I wondered into another world when I opened my grandmother’s diary. She began her diary just after she lost her first born son, had my father and was pregnant with her third son. I have a picture of her pregnant with her first son. In the early 1900s, there aren’t many pictures of pregnant ladies, which make it all the more precious to me. She looked young and charming.
She lived in a very small town in central Illinois. Her days were filled with housekeeping, walking downtown to shop, and visiting friends and family. The beginning page talks about Thanksgiving at her mothers. The meal served consisted of chix (chicken), oyster dressing, cranberry sauce, celery, pumpkin and mince pies, and lots of good things.
She raised chickens and ironed for people for extra money. Her husband had a grocery store. She talks about how lazy she is because there are days she just doesn’t want to do the housework. She does manage to get it done, but she was very pregnant during the hottest part of the summer. She visits her mother often.
She talks about her sisters and how they visit back and forth all the time. They eat Sunday dinners at each other’s house, or at their mother’s house. They get together with the husbands on weekends once in awhile and play cards together. The little ones were asleep in the bedroom. I don’t remember seeing the word babysitter. If someone needs help, they all pitch in together.
She belonged to several local clubs over the years. Once when her children were still small, she was in a hurry getting ready to go to meeting, and the baby falls off the bed where she had put him. She picks him up, looks him over, decides he is all right and goes off to meeting. Then in 1930, she was made President of the Patriotic Inst. Louise Fort Council Member 23. In January they all went to the County seat to a tent meeting where Julia Ward Howe came down (from Chicago) and installed the officers. Amazing, I read about Ms. Howe in my history lessons and didn’t know what an important part Ms. Howe played in my grandmother’s life.
She has a sister-in-law, Susan, nicknamed Bird by her husband. She married well. She has no children. Her husband has nicknamed her “Bird” and they travel all over the country, from California to New England. In the winter they travel to Texas. The cars they drive are of the time, early 1900, and the roads leave much to be desired.

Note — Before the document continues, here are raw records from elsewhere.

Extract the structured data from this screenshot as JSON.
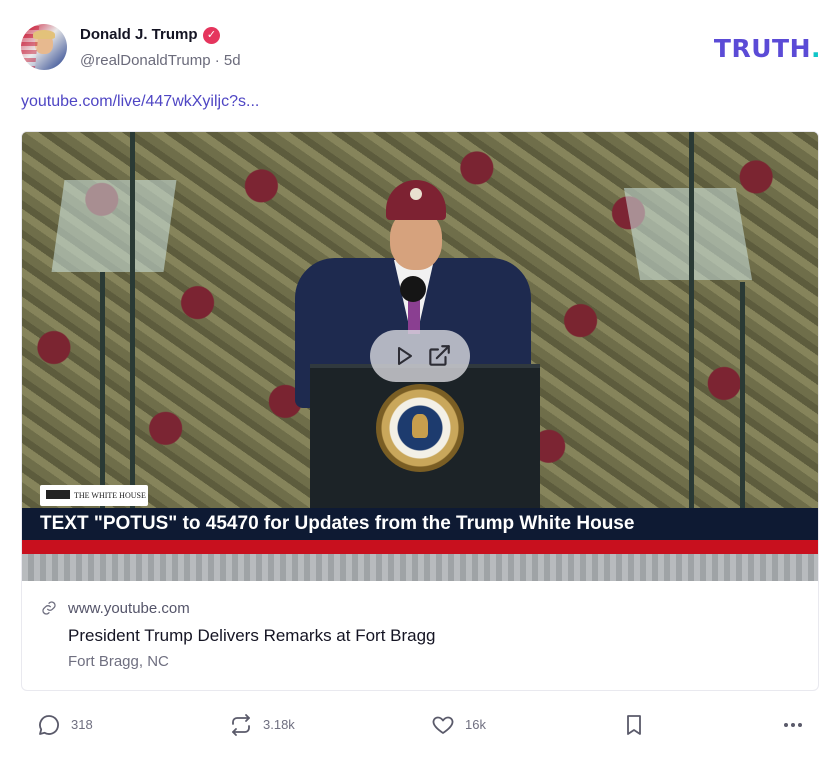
{
  "post": {
    "author": {
      "display_name": "Donald J. Trump",
      "verified_mark": "✓",
      "handle": "@realDonaldTrump",
      "separator": "·",
      "age": "5d"
    },
    "link_text": "youtube.com/live/447wkXyiljc?s...",
    "video": {
      "overlay_label": "THE WHITE HOUSE",
      "ticker_text": "TEXT \"POTUS\" to 45470 for Updates from the Trump White House",
      "play_icon": "play-icon",
      "open_icon": "external-link-icon"
    },
    "link_card": {
      "domain": "www.youtube.com",
      "title": "President Trump Delivers Remarks at Fort Bragg",
      "description": "Fort Bragg, NC"
    },
    "actions": {
      "replies": "318",
      "retruths": "3.18k",
      "likes": "16k"
    }
  },
  "brand": {
    "logo_text": "TRUTH",
    "logo_dot": ".",
    "logo_color": "#5b4bd6",
    "dot_color": "#10c6c8"
  },
  "colors": {
    "link": "#4f46c4",
    "verified_badge": "#e5355d",
    "ticker_bg": "#0e1a33",
    "ticker_stripe": "#c8101e"
  },
  "icons": {
    "reply": "comment-bubble-icon",
    "retruth": "repost-icon",
    "like": "heart-icon",
    "save": "bookmark-icon",
    "more": "more-horizontal-icon",
    "link": "link-chain-icon"
  }
}
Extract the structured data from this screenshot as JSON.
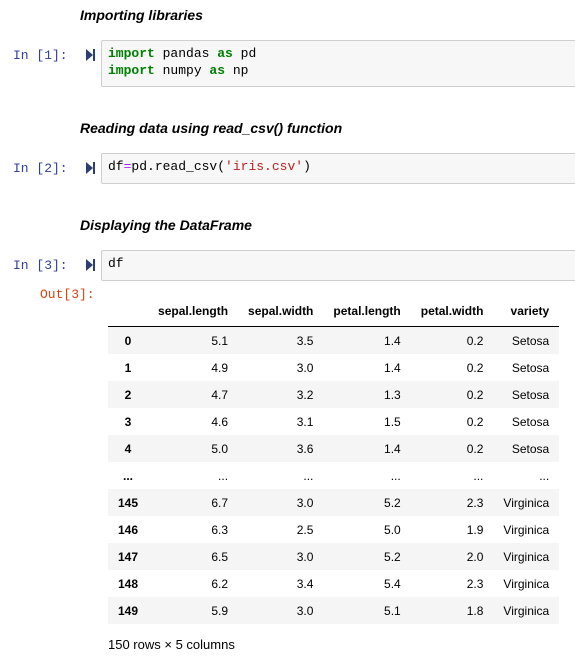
{
  "cells": [
    {
      "heading": "Importing libraries",
      "prompt": "In [1]:",
      "lines": [
        [
          {
            "t": "import",
            "c": "kw"
          },
          {
            "t": " pandas ",
            "c": ""
          },
          {
            "t": "as",
            "c": "kw"
          },
          {
            "t": " pd",
            "c": ""
          }
        ],
        [
          {
            "t": "import",
            "c": "kw"
          },
          {
            "t": " numpy ",
            "c": ""
          },
          {
            "t": "as",
            "c": "kw"
          },
          {
            "t": " np",
            "c": ""
          }
        ]
      ]
    },
    {
      "heading": "Reading data using read_csv() function",
      "prompt": "In [2]:",
      "lines": [
        [
          {
            "t": "df",
            "c": ""
          },
          {
            "t": "=",
            "c": "op"
          },
          {
            "t": "pd.read_csv(",
            "c": ""
          },
          {
            "t": "'iris.csv'",
            "c": "str"
          },
          {
            "t": ")",
            "c": ""
          }
        ]
      ]
    },
    {
      "heading": "Displaying the DataFrame",
      "prompt": "In [3]:",
      "lines": [
        [
          {
            "t": "df",
            "c": ""
          }
        ]
      ]
    }
  ],
  "output": {
    "prompt": "Out[3]:",
    "columns": [
      "",
      "sepal.length",
      "sepal.width",
      "petal.length",
      "petal.width",
      "variety"
    ],
    "rows": [
      [
        "0",
        "5.1",
        "3.5",
        "1.4",
        "0.2",
        "Setosa"
      ],
      [
        "1",
        "4.9",
        "3.0",
        "1.4",
        "0.2",
        "Setosa"
      ],
      [
        "2",
        "4.7",
        "3.2",
        "1.3",
        "0.2",
        "Setosa"
      ],
      [
        "3",
        "4.6",
        "3.1",
        "1.5",
        "0.2",
        "Setosa"
      ],
      [
        "4",
        "5.0",
        "3.6",
        "1.4",
        "0.2",
        "Setosa"
      ],
      [
        "...",
        "...",
        "...",
        "...",
        "...",
        "..."
      ],
      [
        "145",
        "6.7",
        "3.0",
        "5.2",
        "2.3",
        "Virginica"
      ],
      [
        "146",
        "6.3",
        "2.5",
        "5.0",
        "1.9",
        "Virginica"
      ],
      [
        "147",
        "6.5",
        "3.0",
        "5.2",
        "2.0",
        "Virginica"
      ],
      [
        "148",
        "6.2",
        "3.4",
        "5.4",
        "2.3",
        "Virginica"
      ],
      [
        "149",
        "5.9",
        "3.0",
        "5.1",
        "1.8",
        "Virginica"
      ]
    ],
    "shape_text": "150 rows × 5 columns"
  },
  "icons": {
    "run": "run-cell-icon"
  },
  "colors": {
    "prompt_in": "#303f9f",
    "prompt_out": "#d84315",
    "keyword": "#008000",
    "string": "#ba2121",
    "operator": "#aa22ff",
    "run_icon": "#2c3e70"
  }
}
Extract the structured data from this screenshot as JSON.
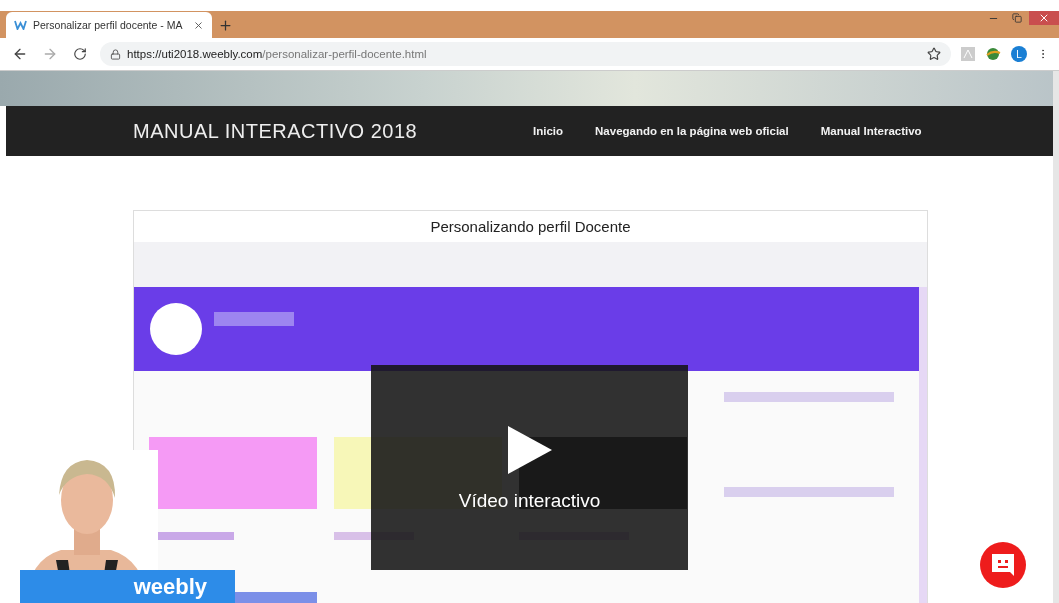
{
  "browser": {
    "tab": {
      "title": "Personalizar perfil docente - MA",
      "selected": true
    },
    "url_host": "https://uti2018.weebly.com",
    "url_path": "/personalizar-perfil-docente.html",
    "profile_initial": "L"
  },
  "site": {
    "title": "MANUAL INTERACTIVO 2018",
    "nav": [
      {
        "label": "Inicio"
      },
      {
        "label": "Navegando en la página web oficial"
      },
      {
        "label": "Manual Interactivo"
      }
    ]
  },
  "embed": {
    "title": "Personalizando perfil Docente",
    "video": {
      "kind": "picture",
      "overlay_label": "Vídeo interactivo"
    }
  },
  "badge": {
    "label": "weebly"
  }
}
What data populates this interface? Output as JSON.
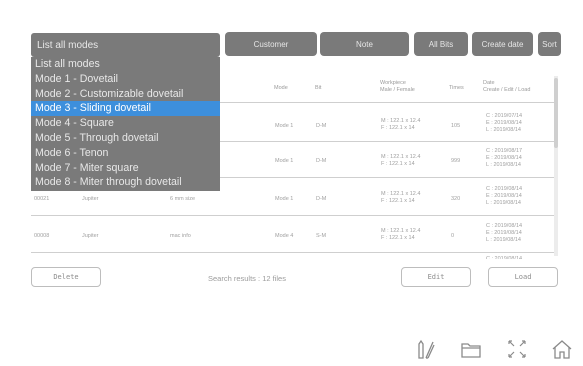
{
  "toolbar": {
    "filter_selected": "List all modes",
    "customer_label": "Customer",
    "note_label": "Note",
    "all_bits_label": "All Bits",
    "create_date_label": "Create date",
    "sort_label": "Sort"
  },
  "dropdown": {
    "options": [
      "List all modes",
      "Mode 1 - Dovetail",
      "Mode 2 - Customizable dovetail",
      "Mode 3 - Sliding dovetail",
      "Mode 4 - Square",
      "Mode 5 - Through dovetail",
      "Mode 6 - Tenon",
      "Mode 7 - Miter square",
      "Mode 8 - Miter through dovetail"
    ],
    "selected_index": 3
  },
  "table": {
    "headers": {
      "mode": "Mode",
      "bit": "Bit",
      "workpiece": "Workpiece",
      "workpiece_sub": "Male / Female",
      "times": "Times",
      "date": "Date",
      "date_sub": "Create / Edit / Load"
    },
    "rows": [
      {
        "id": "",
        "customer": "",
        "note": "",
        "mode": "Mode 1",
        "bit": "D-M",
        "wp_m": "M : 122.1 x 12.4",
        "wp_f": "F : 122.1 x 14",
        "times": "105",
        "date_c": "C : 2019/07/14",
        "date_e": "E : 2019/08/14",
        "date_l": "L : 2019/08/14"
      },
      {
        "id": "",
        "customer": "",
        "note": "",
        "mode": "Mode 1",
        "bit": "D-M",
        "wp_m": "M : 122.1 x 12.4",
        "wp_f": "F : 122.1 x 14",
        "times": "999",
        "date_c": "C : 2019/08/17",
        "date_e": "E : 2019/08/14",
        "date_l": "L : 2019/08/14"
      },
      {
        "id": "00021",
        "customer": "Jupiter",
        "note": "6 mm size",
        "mode": "Mode 1",
        "bit": "D-M",
        "wp_m": "M : 122.1 x 12.4",
        "wp_f": "F : 122.1 x 14",
        "times": "320",
        "date_c": "C : 2019/08/14",
        "date_e": "E : 2019/08/14",
        "date_l": "L : 2019/08/14"
      },
      {
        "id": "00008",
        "customer": "Jupiter",
        "note": "mac info",
        "mode": "Mode 4",
        "bit": "S-M",
        "wp_m": "M : 122.1 x 12.4",
        "wp_f": "F : 122.1 x 14",
        "times": "0",
        "date_c": "C : 2019/08/14",
        "date_e": "E : 2019/08/14",
        "date_l": "L : 2019/08/14"
      }
    ],
    "partial_row_date": "C : 2019/08/14"
  },
  "actions": {
    "delete_label": "Delete",
    "edit_label": "Edit",
    "load_label": "Load",
    "search_results": "Search results : 12 files"
  },
  "bottom_nav": {
    "icons": [
      "ruler-pencil-icon",
      "folder-icon",
      "fullscreen-icon",
      "home-icon"
    ]
  },
  "colors": {
    "button_bg": "#7a7a7a",
    "selected_option": "#3d8fdc",
    "border": "#bdbdbd"
  }
}
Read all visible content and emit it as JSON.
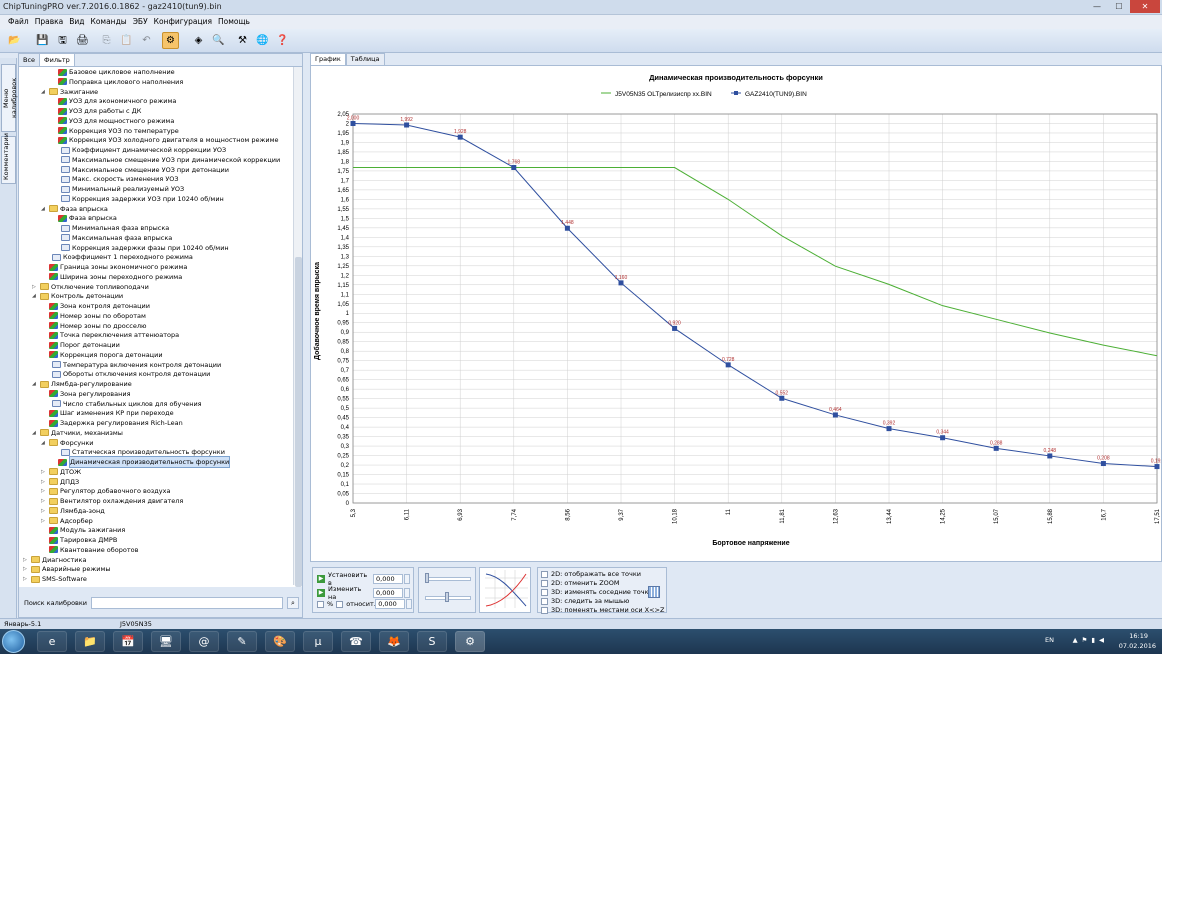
{
  "window": {
    "title": "ChipTuningPRO ver.7.2016.0.1862 - gaz2410(tun9).bin"
  },
  "menu": [
    "Файл",
    "Правка",
    "Вид",
    "Команды",
    "ЭБУ",
    "Конфигурация",
    "Помощь"
  ],
  "side_tabs": [
    "Меню калибровок",
    "Комментарии"
  ],
  "left_tabs": [
    "Все",
    "Фильтр"
  ],
  "tree": [
    {
      "label": "Базовое цикловое наполнение",
      "level": 3,
      "icon": "map"
    },
    {
      "label": "Поправка циклового наполнения",
      "level": 3,
      "icon": "map"
    },
    {
      "label": "Зажигание",
      "level": 2,
      "icon": "folder",
      "expanded": true
    },
    {
      "label": "УОЗ для экономичного режима",
      "level": 3,
      "icon": "map"
    },
    {
      "label": "УОЗ для работы с ДК",
      "level": 3,
      "icon": "map"
    },
    {
      "label": "УОЗ для мощностного режима",
      "level": 3,
      "icon": "map"
    },
    {
      "label": "Коррекция УОЗ по температуре",
      "level": 3,
      "icon": "map"
    },
    {
      "label": "Коррекция УОЗ холодного двигателя в мощностном режиме",
      "level": 3,
      "icon": "map"
    },
    {
      "label": "Коэффициент динамической коррекции УОЗ",
      "level": 3,
      "icon": "num"
    },
    {
      "label": "Максимальное смещение УОЗ при динамической коррекции",
      "level": 3,
      "icon": "num"
    },
    {
      "label": "Максимальное смещение УОЗ при детонации",
      "level": 3,
      "icon": "num"
    },
    {
      "label": "Макс. скорость изменения УОЗ",
      "level": 3,
      "icon": "num"
    },
    {
      "label": "Минимальный реализуемый УОЗ",
      "level": 3,
      "icon": "num"
    },
    {
      "label": "Коррекция задержки УОЗ при 10240 об/мин",
      "level": 3,
      "icon": "num"
    },
    {
      "label": "Фаза впрыска",
      "level": 2,
      "icon": "folder",
      "expanded": true
    },
    {
      "label": "Фаза впрыска",
      "level": 3,
      "icon": "map"
    },
    {
      "label": "Минимальная фаза впрыска",
      "level": 3,
      "icon": "num"
    },
    {
      "label": "Максимальная фаза впрыска",
      "level": 3,
      "icon": "num"
    },
    {
      "label": "Коррекция задержки фазы при 10240 об/мин",
      "level": 3,
      "icon": "num"
    },
    {
      "label": "Коэффициент 1 переходного режима",
      "level": 2,
      "icon": "num"
    },
    {
      "label": "Граница зоны экономичного режима",
      "level": 2,
      "icon": "map"
    },
    {
      "label": "Ширина зоны переходного режима",
      "level": 2,
      "icon": "map"
    },
    {
      "label": "Отключение топливоподачи",
      "level": 1,
      "icon": "folder",
      "expanded": false
    },
    {
      "label": "Контроль детонации",
      "level": 1,
      "icon": "folder",
      "expanded": true
    },
    {
      "label": "Зона контроля детонации",
      "level": 2,
      "icon": "map"
    },
    {
      "label": "Номер зоны по оборотам",
      "level": 2,
      "icon": "map"
    },
    {
      "label": "Номер зоны по дросселю",
      "level": 2,
      "icon": "map"
    },
    {
      "label": "Точка переключения аттенюатора",
      "level": 2,
      "icon": "map"
    },
    {
      "label": "Порог детонации",
      "level": 2,
      "icon": "map"
    },
    {
      "label": "Коррекция порога детонации",
      "level": 2,
      "icon": "map"
    },
    {
      "label": "Температура включения контроля детонации",
      "level": 2,
      "icon": "num"
    },
    {
      "label": "Обороты отключения контроля детонации",
      "level": 2,
      "icon": "num"
    },
    {
      "label": "Лямбда-регулирование",
      "level": 1,
      "icon": "folder",
      "expanded": true
    },
    {
      "label": "Зона регулирования",
      "level": 2,
      "icon": "map"
    },
    {
      "label": "Число стабильных циклов для обучения",
      "level": 2,
      "icon": "num"
    },
    {
      "label": "Шаг изменения КР при переходе",
      "level": 2,
      "icon": "map"
    },
    {
      "label": "Задержка регулирования Rich-Lean",
      "level": 2,
      "icon": "map"
    },
    {
      "label": "Датчики, механизмы",
      "level": 1,
      "icon": "folder",
      "expanded": true
    },
    {
      "label": "Форсунки",
      "level": 2,
      "icon": "folder",
      "expanded": true
    },
    {
      "label": "Статическая производительность форсунки",
      "level": 3,
      "icon": "num"
    },
    {
      "label": "Динамическая производительность форсунки",
      "level": 3,
      "icon": "map",
      "selected": true
    },
    {
      "label": "ДТОЖ",
      "level": 2,
      "icon": "folder",
      "expanded": false
    },
    {
      "label": "ДПДЗ",
      "level": 2,
      "icon": "folder",
      "expanded": false
    },
    {
      "label": "Регулятор добавочного воздуха",
      "level": 2,
      "icon": "folder",
      "expanded": false
    },
    {
      "label": "Вентилятор охлаждения двигателя",
      "level": 2,
      "icon": "folder",
      "expanded": false
    },
    {
      "label": "Лямбда-зонд",
      "level": 2,
      "icon": "folder",
      "expanded": false
    },
    {
      "label": "Адсорбер",
      "level": 2,
      "icon": "folder",
      "expanded": false
    },
    {
      "label": "Модуль зажигания",
      "level": 2,
      "icon": "map"
    },
    {
      "label": "Тарировка ДМРВ",
      "level": 2,
      "icon": "map"
    },
    {
      "label": "Квантование оборотов",
      "level": 2,
      "icon": "map"
    },
    {
      "label": "Диагностика",
      "level": 0,
      "icon": "folder",
      "expanded": false
    },
    {
      "label": "Аварийные режимы",
      "level": 0,
      "icon": "folder",
      "expanded": false
    },
    {
      "label": "SMS-Software",
      "level": 0,
      "icon": "folder",
      "expanded": false
    }
  ],
  "search": {
    "label": "Поиск калибровки",
    "value": ""
  },
  "right_tabs": [
    "График",
    "Таблица"
  ],
  "chart_data": {
    "type": "line",
    "title": "Динамическая производительность форсунки",
    "xlabel": "Бортовое напряжение",
    "ylabel": "Добавочное время впрыска",
    "categories": [
      "5,3",
      "6,11",
      "6,93",
      "7,74",
      "8,56",
      "9,37",
      "10,18",
      "11",
      "11,81",
      "12,63",
      "13,44",
      "14,25",
      "15,07",
      "15,88",
      "16,7",
      "17,51"
    ],
    "ylim": [
      0,
      2.05
    ],
    "ystep": 0.05,
    "grid": true,
    "legend": "top",
    "series": [
      {
        "name": "J5V05N35 OLTрелизиспр xx.BIN",
        "color": "#4caf35",
        "values": [
          1.768,
          1.768,
          1.768,
          1.768,
          1.768,
          1.768,
          1.768,
          1.6,
          1.408,
          1.248,
          1.152,
          1.04,
          0.968,
          0.896,
          0.832,
          0.776
        ]
      },
      {
        "name": "GAZ2410(TUN9).BIN",
        "color": "#2f4f9f",
        "markers": true,
        "values": [
          2.0,
          1.992,
          1.928,
          1.768,
          1.448,
          1.16,
          0.92,
          0.728,
          0.552,
          0.464,
          0.392,
          0.344,
          0.288,
          0.248,
          0.208,
          0.192
        ],
        "labels": [
          "2,000",
          "1,992",
          "1,928",
          "1,768",
          "1,448",
          "1,160",
          "0,920",
          "0,728",
          "0,552",
          "0,464",
          "0,392",
          "0,344",
          "0,288",
          "0,248",
          "0,208",
          "0,192"
        ]
      }
    ]
  },
  "controls": {
    "set_label": "Установить в",
    "set_value": "0,000",
    "change_label": "Изменить на",
    "change_value": "0,000",
    "percent_label": "%",
    "relative_label": "относит.",
    "relative_value": "0,000",
    "options": [
      "2D: отображать все точки",
      "2D: отменить ZOOM",
      "3D: изменять соседние точки",
      "3D: следить за мышью",
      "3D: поменять местами оси X<>Z"
    ]
  },
  "status": {
    "left": "Январь-5.1",
    "center": "J5V05N35"
  },
  "tray": {
    "lang": "EN",
    "time": "16:19",
    "date": "07.02.2016"
  }
}
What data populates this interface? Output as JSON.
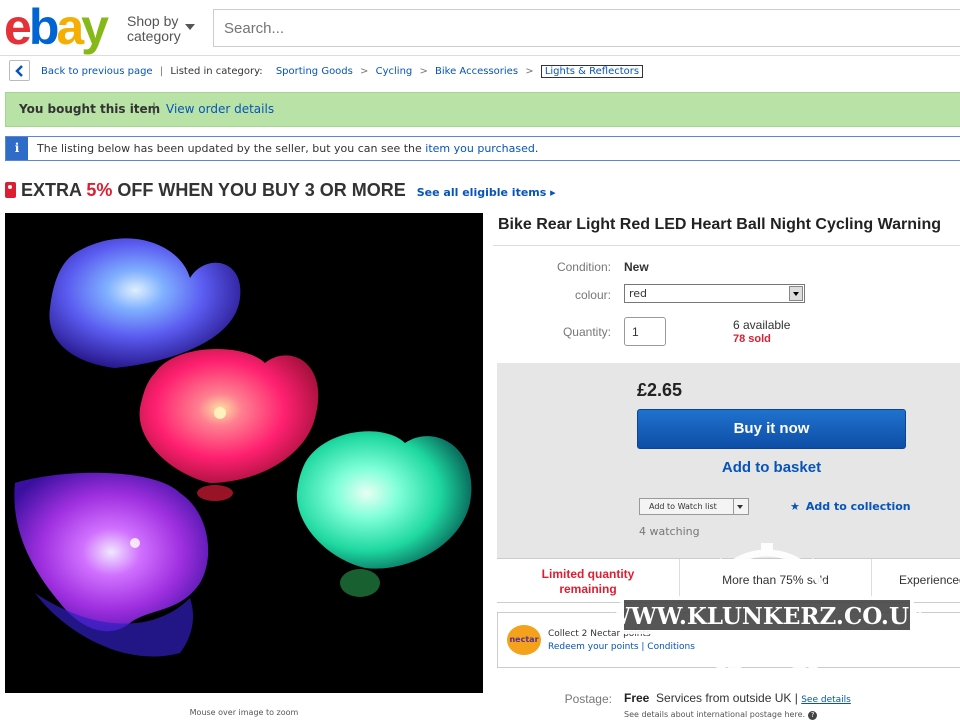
{
  "header": {
    "logo": {
      "e": "e",
      "b": "b",
      "a": "a",
      "y": "y"
    },
    "shop_by": {
      "line1": "Shop by",
      "line2": "category"
    },
    "search_placeholder": "Search..."
  },
  "breadcrumb": {
    "back": "Back to previous page",
    "listed_in": "Listed in category:",
    "items": [
      "Sporting Goods",
      "Cycling",
      "Bike Accessories",
      "Lights & Reflectors"
    ],
    "separator": ">"
  },
  "bought_bar": {
    "text": "You bought this item",
    "divider": "|",
    "link": "View order details"
  },
  "info_bar": {
    "icon": "i",
    "text": "The listing below has been updated by the seller, but you can see the",
    "link": "item you purchased",
    "tail": "."
  },
  "promo": {
    "pre": "EXTRA ",
    "pct": "5%",
    "post": " OFF WHEN YOU BUY 3 OR MORE",
    "link": "See all eligible items",
    "arrow": "▸"
  },
  "image_caption": "Mouse over image to zoom",
  "listing": {
    "title": "Bike Rear Light Red LED Heart Ball Night Cycling Warning",
    "condition_label": "Condition:",
    "condition_value": "New",
    "color_label": "colour:",
    "color_value": "red",
    "quantity_label": "Quantity:",
    "quantity_value": "1",
    "available": "6 available",
    "sold": "78 sold"
  },
  "buy_box": {
    "price": "£2.65",
    "buy_now": "Buy it now",
    "add_basket": "Add to basket",
    "watch_list": "Add to Watch list",
    "collection_star": "★",
    "add_collection": "Add to collection",
    "watching": "4 watching"
  },
  "highlights": {
    "limited_l1": "Limited quantity",
    "limited_l2": "remaining",
    "more_than": "More than 75% sold",
    "experience": "Experienced"
  },
  "nectar": {
    "logo": "nectar",
    "line1": "Collect 2 Nectar points",
    "line2": "Redeem your points | Conditions"
  },
  "postage": {
    "label": "Postage:",
    "value": "Free",
    "sub": "Services from outside UK |",
    "link": "See details",
    "note": "See details about international postage here.",
    "help": "?"
  },
  "watermark": "WWW.KLUNKERZ.CO.UK",
  "colors": {
    "ebay_red": "#e53238",
    "ebay_blue": "#0064d2",
    "ebay_yellow": "#f5af02",
    "ebay_green": "#86b817",
    "link_blue": "#0654ba",
    "promo_red": "#dd1e31",
    "bought_green": "#b9e3a6"
  }
}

However, they have friends all across the country and travel to see them.
My father told me that when he was young he used to visit overnight with his Aunt Bird. One Christmas, she gave him a camera. He took pictures continuously. He and his brother had a grand time with it. I can remember growing up; he has always had a camera in his hands. It is a love and hobby he has never outgrown.
Through her diary I learn about the habits and customs of the day. How they spent their time and what they felt. She tells of the troubles that one of her sisters had with her husband. She had a bad marriage and throughout the diary, it took 10 years for her sister to get a divorce. By that time, she had several children. My grandmother’s marriage wasn’t the best either. She had allowed her emotions to rule her heart and didn’t make a wise choice either. He was a carouser and wasn’t quiet about it. She was very unhappy most of the time, but had loved him intensely. She talks about “fussing” at each other instead of using the words we use today, arguing. He did buy her a car, so she learned to drive and went out and about. The weather was never very cooperative during the winters, but she was able to get around most of the time in it. Her marriage ended when he died at an early age of cancer.
The First World War was happening in the period of time. She lived close enough to downtown that she could hear the bells and whistles at the end of the war, but they went off too soon. It hadn’t ended yet. Then when they went off again a day or two later, it was true. The war really had ended.
I read places in her diary her anguish of her life with a husband who is unfaithful, the sadness of losing her mother-in-law and the care that must be given to her father-in-law. The emotions and troubles that we find ourselves in today don’t seem to be much different than the early 1920s. When we remember our grandmothers, do we realize that they were probably just like we are or do we think they don’t really know what fun is all about. I am amazed at the life she led and how she handled her situations. What an interesting and eye opener, reading my grandmother's diary.